Douglas Lackey was born in Staten Island on August 22, 1945, three weeks after Hiroshima, and grew up with a Roman Catholic education in the borough of Queens. His father, a Santa Fe ticket agent, had an office at 500 Fifth Avenue, off the corner of 42nd Street, from which vantage point Lackey the kid looked down on the frenzied Welcome Home from the Pacific parade for Gen. Douglas MacArthur.….
Speak of spoiled heroes…....
My father, Albert F. Tallmer, also worked in an office at 500 Fifth Avenue, but I don't believe he watched any Douglas MacArthur parade. In any event, in 1968 recent schoolboy track star Douglas Lackey found himself running at top speed through Grant Park and down Michigan Avenue in Chicago, with Mayor Daley's cops hard on his heels.......
"I have to tell you I'm Irish," says Michigan State graduate Lackey, "and they tell great stories.

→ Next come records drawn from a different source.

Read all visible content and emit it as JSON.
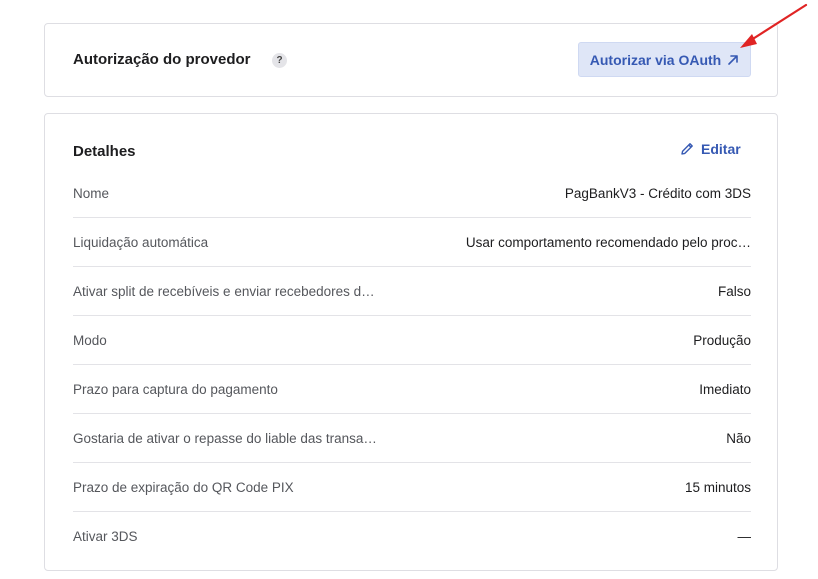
{
  "auth": {
    "title": "Autorização do provedor",
    "help_glyph": "?",
    "oauth_button_label": "Autorizar via OAuth"
  },
  "details": {
    "title": "Detalhes",
    "edit_label": "Editar",
    "rows": [
      {
        "label": "Nome",
        "value": "PagBankV3 - Crédito com 3DS"
      },
      {
        "label": "Liquidação automática",
        "value": "Usar comportamento recomendado pelo proc…"
      },
      {
        "label": "Ativar split de recebíveis e enviar recebedores d…",
        "value": "Falso"
      },
      {
        "label": "Modo",
        "value": "Produção"
      },
      {
        "label": "Prazo para captura do pagamento",
        "value": "Imediato"
      },
      {
        "label": "Gostaria de ativar o repasse do liable das transa…",
        "value": "Não"
      },
      {
        "label": "Prazo de expiração do QR Code PIX",
        "value": "15 minutos"
      },
      {
        "label": "Ativar 3DS",
        "value": "—"
      }
    ]
  },
  "colors": {
    "accent": "#3659b3",
    "button_bg": "#dfe6f7",
    "annotation_arrow": "#e02424"
  }
}
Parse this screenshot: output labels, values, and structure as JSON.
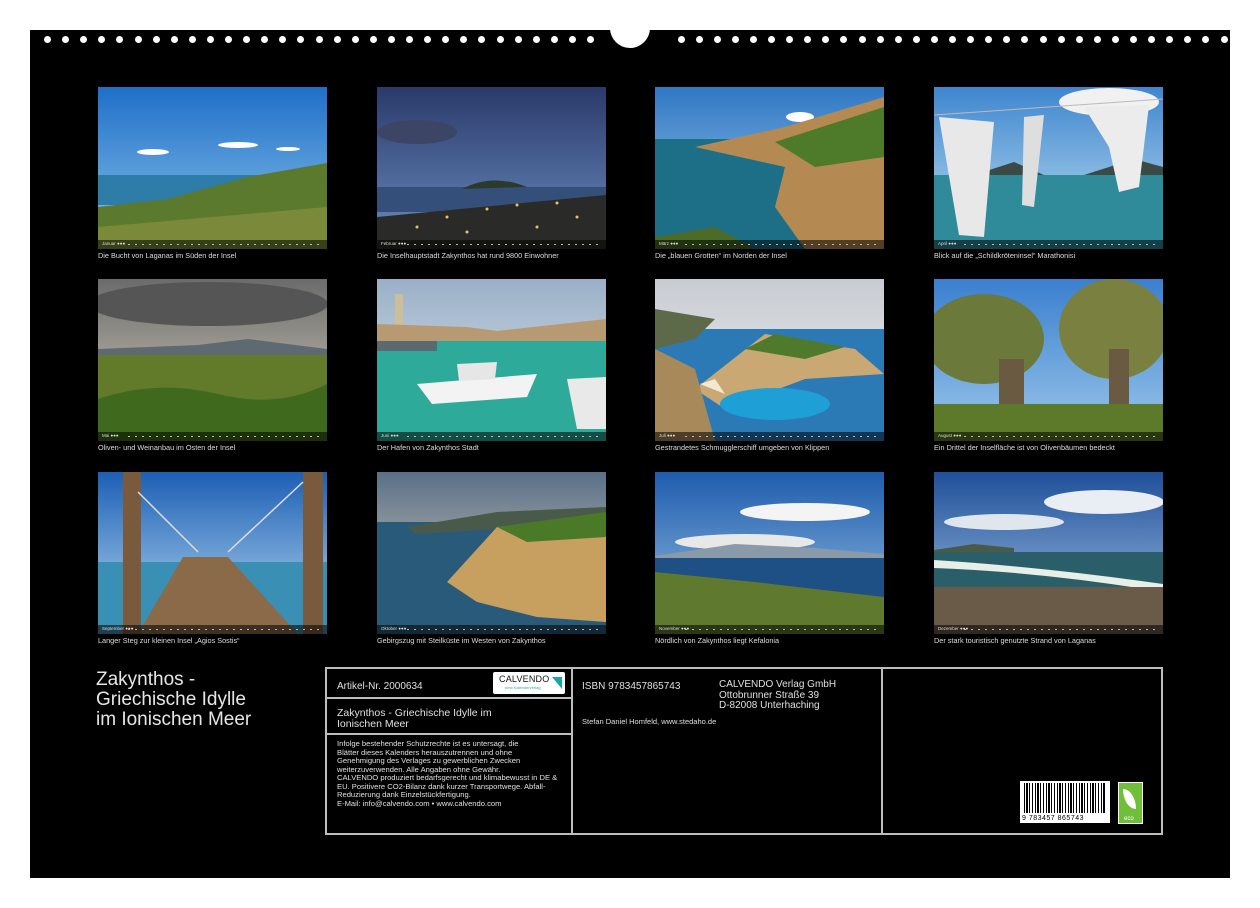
{
  "tiles": [
    {
      "month": "Januar ●●●",
      "caption": "Die Bucht von Laganas im Süden der Insel"
    },
    {
      "month": "Februar ●●●",
      "caption": "Die Inselhauptstadt Zakynthos hat rund 9800 Einwohner"
    },
    {
      "month": "März ●●●",
      "caption": "Die „blauen Grotten“ im Norden der Insel"
    },
    {
      "month": "April ●●●",
      "caption": "Blick auf die „Schildkröteninsel“ Marathonisi"
    },
    {
      "month": "Mai ●●●",
      "caption": "Oliven- und Weinanbau im Osten der Insel"
    },
    {
      "month": "Juni ●●●",
      "caption": "Der Hafen von Zakynthos Stadt"
    },
    {
      "month": "Juli ●●●",
      "caption": "Gestrandetes Schmugglerschiff umgeben von Klippen"
    },
    {
      "month": "August ●●●",
      "caption": "Ein Drittel der Inselfläche ist von Olivenbäumen bedeckt"
    },
    {
      "month": "September ●●●",
      "caption": "Langer Steg zur kleinen Insel „Agios Sostis“"
    },
    {
      "month": "Oktober ●●●",
      "caption": "Gebirgszug mit Steilküste im Westen von Zakynthos"
    },
    {
      "month": "November ●●●",
      "caption": "Nördlich von Zakynthos liegt Kefalonia"
    },
    {
      "month": "Dezember ●●●",
      "caption": "Der stark touristisch genutzte Strand von Laganas"
    }
  ],
  "title_lines": [
    "Zakynthos -",
    "Griechische Idylle",
    "im Ionischen Meer"
  ],
  "info": {
    "article": "Artikel-Nr. 2000634",
    "logo_text": "CALVENDO",
    "logo_sub": "best Kalenderverlag",
    "product_title_1": "Zakynthos - Griechische Idylle im",
    "product_title_2": "Ionischen Meer",
    "legal_lines": [
      "Infolge bestehender Schutzrechte ist es untersagt, die",
      "Blätter dieses Kalenders herauszutrennen und ohne",
      "Genehmigung des Verlages zu gewerblichen Zwecken",
      "weiterzuverwenden. Alle Angaben ohne Gewähr.",
      "CALVENDO produziert bedarfsgerecht und klimabewusst in DE &",
      "EU. Positivere CO2-Bilanz dank kurzer Transportwege. Abfall-",
      "Reduzierung dank Einzelstückfertigung.",
      "E-Mail: info@calvendo.com • www.calvendo.com"
    ],
    "isbn": "ISBN 9783457865743",
    "publisher_lines": [
      "CALVENDO Verlag GmbH",
      "Ottobrunner Straße 39",
      "D-82008 Unterhaching"
    ],
    "author": "Stefan Daniel Homfeld, www.stedaho.de",
    "barcode_number": "9 783457 865743",
    "eco_label": "eco"
  }
}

We stretch the truth a lot."
The "hinge" then of "Daylight Precision," as Lackey puts it, is the tender-minded Haywood Hansell vs. the tough-minded Curtis LeMay, with everybody from lowliest enlisted men to starriest generals (USAAF commander Hap Arnold, Britain's Sir Arthur "Bomber" Harris) snapping to attention every time they leave or enter a room.
I never before thought of snapping to attention as such powerful stage directions -- but then, it's been a long time since you could research the films "12 O'Clock High" (starring Gregory Peck) or "Command Decision" (Clark Gable), which dealt with these matters.
Weaving in and out of "Daylight Precision" is an enlisted man -- a sergeant under Hansell's command who's both a ball-turret gunner and a poet, and is straining for a good last line to his own deeply moving poem about the death of a ball-turret gunner, i.e., his own foreseen death.
Randall Jarrell, 1914-1965
Playwright Lackey gives him the name "Robert Jarrell," and brings him and his poems safely through the war, but there was an actual Randall Jarrell, a tall, gentle young man who was very kind to me when we were both breaking in at The Nation magazine a year or so after the war. And yes, he was Randall Jarrell the poet and could prove it. It was a sad day in 1965 that we lost him along a superhighway in Chapel Hill, North Carolina.
Six miles from earth, loosed from its dream of life,
I woke to black flak and the nightmare fighters.
Curtis LeMay was of course a wise guy who could counterpunch a critic with: "Don't worry, Sir. We'll take care of it. Peace is my profession." Haywood Hansell's rather more sophisticated jibes run to: "We are military men, not arsonists." They are both wrong. But the wrongest, or at least most annoying person in this equation is a famous British pacifist named (no joke) Vera Brittain (Danielle Delgado), who haunts London's American bars and drives Haywood Hansell half crazy with questions like: "So the idea is that, if you can't kill the enemy, you kill the enemy's children. Is that an American value?"…
As one bored junior command officer puts it while killing time before the smashing of Japan: "How did it ever happen that our fighters and bombers have different ranges? That's crazy."
The answer: "That's because the P-38 is made by Lockheed, and the B-17 is made by Boeing, and those guys hate each other."
When I died they washed me out of the turret with a hose.
Out of the turret and into our presence starting February 23 at TNC.
IF YOU GO:
February 21 to March 16, 2014
Theater for the New City, 155 First Ave. (at East Tenth Street)
Presented by Theater for the New City
Thursdays through Saturdays at 8:00 PM, Sundays at 3:00 PM
$15 gen. Adm., $10 seniors & students. Box office 212-254-1109, www.theaterforthenewcity.net
Runs: 1:50 with intermission.
More information on "Daylight Precision" is available on Theater for the New City's website.